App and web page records
***
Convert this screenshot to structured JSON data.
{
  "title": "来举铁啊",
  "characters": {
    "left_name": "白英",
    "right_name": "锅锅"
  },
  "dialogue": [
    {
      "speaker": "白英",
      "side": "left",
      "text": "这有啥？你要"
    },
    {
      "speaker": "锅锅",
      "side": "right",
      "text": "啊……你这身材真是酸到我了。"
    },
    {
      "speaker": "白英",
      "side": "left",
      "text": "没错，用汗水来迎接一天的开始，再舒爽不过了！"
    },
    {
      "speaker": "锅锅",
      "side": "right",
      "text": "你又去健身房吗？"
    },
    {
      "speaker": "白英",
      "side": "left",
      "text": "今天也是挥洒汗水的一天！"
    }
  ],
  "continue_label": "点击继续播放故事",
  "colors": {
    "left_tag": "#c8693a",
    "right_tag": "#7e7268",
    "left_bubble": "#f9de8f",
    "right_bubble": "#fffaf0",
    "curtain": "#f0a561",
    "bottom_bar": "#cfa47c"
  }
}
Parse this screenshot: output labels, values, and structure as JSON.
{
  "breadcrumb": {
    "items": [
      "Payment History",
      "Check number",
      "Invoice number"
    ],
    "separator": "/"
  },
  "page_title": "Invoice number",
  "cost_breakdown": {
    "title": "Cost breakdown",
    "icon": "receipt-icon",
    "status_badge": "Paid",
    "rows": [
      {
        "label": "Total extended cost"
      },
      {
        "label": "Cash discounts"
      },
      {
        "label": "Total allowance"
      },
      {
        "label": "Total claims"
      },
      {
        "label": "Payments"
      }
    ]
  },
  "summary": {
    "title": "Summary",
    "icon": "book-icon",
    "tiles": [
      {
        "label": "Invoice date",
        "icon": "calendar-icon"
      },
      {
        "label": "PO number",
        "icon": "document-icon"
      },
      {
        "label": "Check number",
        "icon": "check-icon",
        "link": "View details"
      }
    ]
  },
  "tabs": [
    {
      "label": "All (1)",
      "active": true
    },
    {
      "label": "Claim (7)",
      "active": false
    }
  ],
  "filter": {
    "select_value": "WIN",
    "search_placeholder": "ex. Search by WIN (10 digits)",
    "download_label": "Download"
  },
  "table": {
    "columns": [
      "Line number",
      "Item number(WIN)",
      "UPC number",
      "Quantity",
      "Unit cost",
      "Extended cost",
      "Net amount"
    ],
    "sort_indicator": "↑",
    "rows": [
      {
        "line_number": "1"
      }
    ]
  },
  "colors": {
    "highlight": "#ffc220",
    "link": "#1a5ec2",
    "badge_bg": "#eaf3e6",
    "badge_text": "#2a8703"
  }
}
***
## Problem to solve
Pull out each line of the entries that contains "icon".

## Response to the task
    "icon": "receipt-icon",
    "icon": "book-icon",
        "icon": "calendar-icon"
        "icon": "document-icon"
        "icon": "check-icon",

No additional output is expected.